Exercise brief » Which of the lines below contain the string "true"? Pull each one out of the data.

Material to process »
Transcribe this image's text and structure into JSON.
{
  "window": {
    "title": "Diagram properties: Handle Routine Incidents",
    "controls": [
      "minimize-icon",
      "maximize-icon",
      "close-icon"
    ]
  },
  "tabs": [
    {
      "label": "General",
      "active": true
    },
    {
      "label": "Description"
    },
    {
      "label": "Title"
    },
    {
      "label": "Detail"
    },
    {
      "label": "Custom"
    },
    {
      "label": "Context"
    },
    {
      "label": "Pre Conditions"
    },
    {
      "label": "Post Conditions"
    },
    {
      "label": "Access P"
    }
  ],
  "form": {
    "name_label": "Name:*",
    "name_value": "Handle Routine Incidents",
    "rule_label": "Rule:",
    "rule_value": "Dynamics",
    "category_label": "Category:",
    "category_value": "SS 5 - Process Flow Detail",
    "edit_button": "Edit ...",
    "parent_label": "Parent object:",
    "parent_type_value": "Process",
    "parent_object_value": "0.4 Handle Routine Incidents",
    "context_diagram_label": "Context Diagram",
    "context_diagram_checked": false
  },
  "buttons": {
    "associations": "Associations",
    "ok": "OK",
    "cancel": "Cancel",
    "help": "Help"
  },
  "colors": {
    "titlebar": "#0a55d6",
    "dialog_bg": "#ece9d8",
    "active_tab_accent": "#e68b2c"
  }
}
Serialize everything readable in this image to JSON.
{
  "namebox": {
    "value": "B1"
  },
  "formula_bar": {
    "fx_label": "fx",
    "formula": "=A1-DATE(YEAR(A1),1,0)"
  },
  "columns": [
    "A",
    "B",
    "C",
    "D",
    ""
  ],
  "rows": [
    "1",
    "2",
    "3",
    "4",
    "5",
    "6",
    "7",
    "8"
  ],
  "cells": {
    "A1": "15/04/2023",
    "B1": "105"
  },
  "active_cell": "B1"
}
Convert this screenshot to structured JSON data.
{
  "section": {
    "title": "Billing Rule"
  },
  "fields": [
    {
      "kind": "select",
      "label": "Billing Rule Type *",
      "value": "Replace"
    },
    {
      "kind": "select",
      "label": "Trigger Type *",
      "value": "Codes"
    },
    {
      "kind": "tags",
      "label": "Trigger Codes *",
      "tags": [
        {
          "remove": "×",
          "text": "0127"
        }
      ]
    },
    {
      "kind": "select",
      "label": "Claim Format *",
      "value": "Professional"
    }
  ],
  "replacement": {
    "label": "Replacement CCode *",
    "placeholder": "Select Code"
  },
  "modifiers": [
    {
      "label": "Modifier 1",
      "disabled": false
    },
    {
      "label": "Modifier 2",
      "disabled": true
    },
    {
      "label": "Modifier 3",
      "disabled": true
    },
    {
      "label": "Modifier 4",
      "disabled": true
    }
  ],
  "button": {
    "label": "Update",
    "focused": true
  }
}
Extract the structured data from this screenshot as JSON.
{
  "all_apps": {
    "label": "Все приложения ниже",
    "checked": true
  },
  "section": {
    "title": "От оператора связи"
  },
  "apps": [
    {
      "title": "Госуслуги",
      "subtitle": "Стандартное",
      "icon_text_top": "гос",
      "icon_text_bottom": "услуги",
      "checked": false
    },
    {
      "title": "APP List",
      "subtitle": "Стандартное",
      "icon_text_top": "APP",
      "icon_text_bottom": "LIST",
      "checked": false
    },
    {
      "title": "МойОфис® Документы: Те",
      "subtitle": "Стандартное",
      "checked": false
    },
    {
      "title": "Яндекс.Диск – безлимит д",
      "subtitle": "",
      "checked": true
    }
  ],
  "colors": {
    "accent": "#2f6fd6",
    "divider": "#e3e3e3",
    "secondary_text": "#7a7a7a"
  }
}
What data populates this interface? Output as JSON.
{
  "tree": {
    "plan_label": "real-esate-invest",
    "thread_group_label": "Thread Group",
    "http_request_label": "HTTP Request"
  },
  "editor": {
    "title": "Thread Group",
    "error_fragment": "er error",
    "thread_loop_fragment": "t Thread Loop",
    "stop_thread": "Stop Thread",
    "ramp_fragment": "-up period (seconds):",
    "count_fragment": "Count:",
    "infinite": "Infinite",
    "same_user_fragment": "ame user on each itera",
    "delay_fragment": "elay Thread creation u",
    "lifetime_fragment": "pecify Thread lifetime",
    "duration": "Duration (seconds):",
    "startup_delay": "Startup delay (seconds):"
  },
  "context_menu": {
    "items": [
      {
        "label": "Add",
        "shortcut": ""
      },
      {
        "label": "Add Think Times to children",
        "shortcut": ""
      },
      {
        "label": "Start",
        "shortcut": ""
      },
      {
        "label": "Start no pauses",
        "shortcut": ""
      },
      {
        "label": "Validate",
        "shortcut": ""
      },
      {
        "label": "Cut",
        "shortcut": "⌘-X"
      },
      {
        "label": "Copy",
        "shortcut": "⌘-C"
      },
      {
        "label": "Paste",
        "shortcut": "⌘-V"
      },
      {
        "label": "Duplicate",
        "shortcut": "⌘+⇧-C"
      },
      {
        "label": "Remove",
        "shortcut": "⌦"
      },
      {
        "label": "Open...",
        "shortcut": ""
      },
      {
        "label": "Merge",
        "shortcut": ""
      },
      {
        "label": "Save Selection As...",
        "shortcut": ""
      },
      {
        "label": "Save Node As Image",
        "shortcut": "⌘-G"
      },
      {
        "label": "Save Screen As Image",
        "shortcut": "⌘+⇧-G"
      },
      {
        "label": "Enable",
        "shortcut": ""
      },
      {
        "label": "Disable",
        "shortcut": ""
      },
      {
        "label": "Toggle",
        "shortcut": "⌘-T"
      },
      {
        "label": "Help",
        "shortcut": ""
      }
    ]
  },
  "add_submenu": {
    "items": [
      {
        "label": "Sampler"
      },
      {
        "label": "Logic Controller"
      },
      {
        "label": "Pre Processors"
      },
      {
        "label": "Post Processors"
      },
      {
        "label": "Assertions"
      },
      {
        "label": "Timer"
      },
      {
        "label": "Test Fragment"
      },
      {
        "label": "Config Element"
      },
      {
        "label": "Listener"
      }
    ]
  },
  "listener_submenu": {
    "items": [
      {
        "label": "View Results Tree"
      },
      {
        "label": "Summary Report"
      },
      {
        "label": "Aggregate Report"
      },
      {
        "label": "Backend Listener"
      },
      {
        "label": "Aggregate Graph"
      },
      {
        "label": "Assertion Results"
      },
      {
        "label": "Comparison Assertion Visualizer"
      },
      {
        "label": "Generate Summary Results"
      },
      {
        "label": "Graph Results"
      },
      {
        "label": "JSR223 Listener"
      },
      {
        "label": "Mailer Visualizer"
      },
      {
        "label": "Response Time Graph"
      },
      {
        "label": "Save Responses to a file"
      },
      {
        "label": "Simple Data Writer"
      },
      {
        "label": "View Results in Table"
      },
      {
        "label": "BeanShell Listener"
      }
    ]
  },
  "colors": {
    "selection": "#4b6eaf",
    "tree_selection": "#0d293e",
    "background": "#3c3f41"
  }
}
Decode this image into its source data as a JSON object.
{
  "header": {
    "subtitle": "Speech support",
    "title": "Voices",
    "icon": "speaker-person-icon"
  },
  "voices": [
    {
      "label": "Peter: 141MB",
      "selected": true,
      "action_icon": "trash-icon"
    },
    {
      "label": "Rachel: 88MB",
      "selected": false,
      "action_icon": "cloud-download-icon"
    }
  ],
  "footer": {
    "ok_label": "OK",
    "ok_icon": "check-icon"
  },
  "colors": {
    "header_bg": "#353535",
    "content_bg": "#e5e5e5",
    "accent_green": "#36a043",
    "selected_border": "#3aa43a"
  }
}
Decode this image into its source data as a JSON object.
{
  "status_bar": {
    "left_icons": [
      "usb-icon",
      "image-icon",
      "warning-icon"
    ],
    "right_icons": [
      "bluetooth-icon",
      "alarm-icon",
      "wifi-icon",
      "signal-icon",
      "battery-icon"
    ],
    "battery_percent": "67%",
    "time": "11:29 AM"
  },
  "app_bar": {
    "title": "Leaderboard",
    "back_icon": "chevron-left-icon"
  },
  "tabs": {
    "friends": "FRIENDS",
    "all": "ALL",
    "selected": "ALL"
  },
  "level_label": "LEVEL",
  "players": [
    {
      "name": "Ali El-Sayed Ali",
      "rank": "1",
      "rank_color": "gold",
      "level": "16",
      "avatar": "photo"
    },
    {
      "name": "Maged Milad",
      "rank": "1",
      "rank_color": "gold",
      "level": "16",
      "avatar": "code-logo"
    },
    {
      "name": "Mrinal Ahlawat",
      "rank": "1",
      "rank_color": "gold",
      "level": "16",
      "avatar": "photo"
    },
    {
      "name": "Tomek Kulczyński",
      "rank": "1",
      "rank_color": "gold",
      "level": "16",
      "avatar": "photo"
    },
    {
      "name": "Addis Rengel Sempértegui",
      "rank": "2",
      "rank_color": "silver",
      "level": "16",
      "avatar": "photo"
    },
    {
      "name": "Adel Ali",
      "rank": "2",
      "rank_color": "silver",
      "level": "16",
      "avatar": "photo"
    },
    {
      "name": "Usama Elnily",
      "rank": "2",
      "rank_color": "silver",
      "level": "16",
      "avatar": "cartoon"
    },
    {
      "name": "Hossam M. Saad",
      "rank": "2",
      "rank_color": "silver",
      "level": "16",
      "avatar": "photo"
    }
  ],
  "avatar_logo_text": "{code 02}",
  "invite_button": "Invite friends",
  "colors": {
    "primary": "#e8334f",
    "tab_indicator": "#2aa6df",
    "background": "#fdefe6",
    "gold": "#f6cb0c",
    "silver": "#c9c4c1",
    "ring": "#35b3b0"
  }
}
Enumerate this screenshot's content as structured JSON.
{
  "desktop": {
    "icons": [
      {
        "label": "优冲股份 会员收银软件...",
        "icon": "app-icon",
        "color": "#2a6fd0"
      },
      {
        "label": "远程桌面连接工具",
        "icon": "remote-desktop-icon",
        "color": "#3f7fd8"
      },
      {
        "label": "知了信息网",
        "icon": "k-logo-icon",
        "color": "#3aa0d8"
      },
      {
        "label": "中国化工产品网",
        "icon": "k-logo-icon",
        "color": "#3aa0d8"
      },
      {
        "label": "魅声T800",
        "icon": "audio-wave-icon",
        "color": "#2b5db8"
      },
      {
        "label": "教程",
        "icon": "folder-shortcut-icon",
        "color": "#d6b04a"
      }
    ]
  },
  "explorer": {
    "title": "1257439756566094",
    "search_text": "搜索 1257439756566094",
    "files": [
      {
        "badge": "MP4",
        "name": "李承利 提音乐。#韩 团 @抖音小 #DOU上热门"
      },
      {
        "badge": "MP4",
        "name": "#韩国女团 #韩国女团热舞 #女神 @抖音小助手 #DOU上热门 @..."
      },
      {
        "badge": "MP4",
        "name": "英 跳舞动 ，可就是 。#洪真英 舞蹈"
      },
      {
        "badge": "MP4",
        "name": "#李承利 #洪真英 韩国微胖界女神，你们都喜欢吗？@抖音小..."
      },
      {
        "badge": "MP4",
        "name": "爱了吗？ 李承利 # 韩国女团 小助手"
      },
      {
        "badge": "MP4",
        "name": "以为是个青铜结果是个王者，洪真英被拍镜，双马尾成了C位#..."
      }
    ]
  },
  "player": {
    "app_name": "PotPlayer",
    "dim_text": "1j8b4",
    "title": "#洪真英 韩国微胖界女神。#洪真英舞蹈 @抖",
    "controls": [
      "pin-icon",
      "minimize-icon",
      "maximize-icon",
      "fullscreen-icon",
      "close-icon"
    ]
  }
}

Response box »
      "active": true
      "disabled": true
      "disabled": true
      "disabled": true
    "focused": true
    "checked": true
      "checked": true
      "selected": true,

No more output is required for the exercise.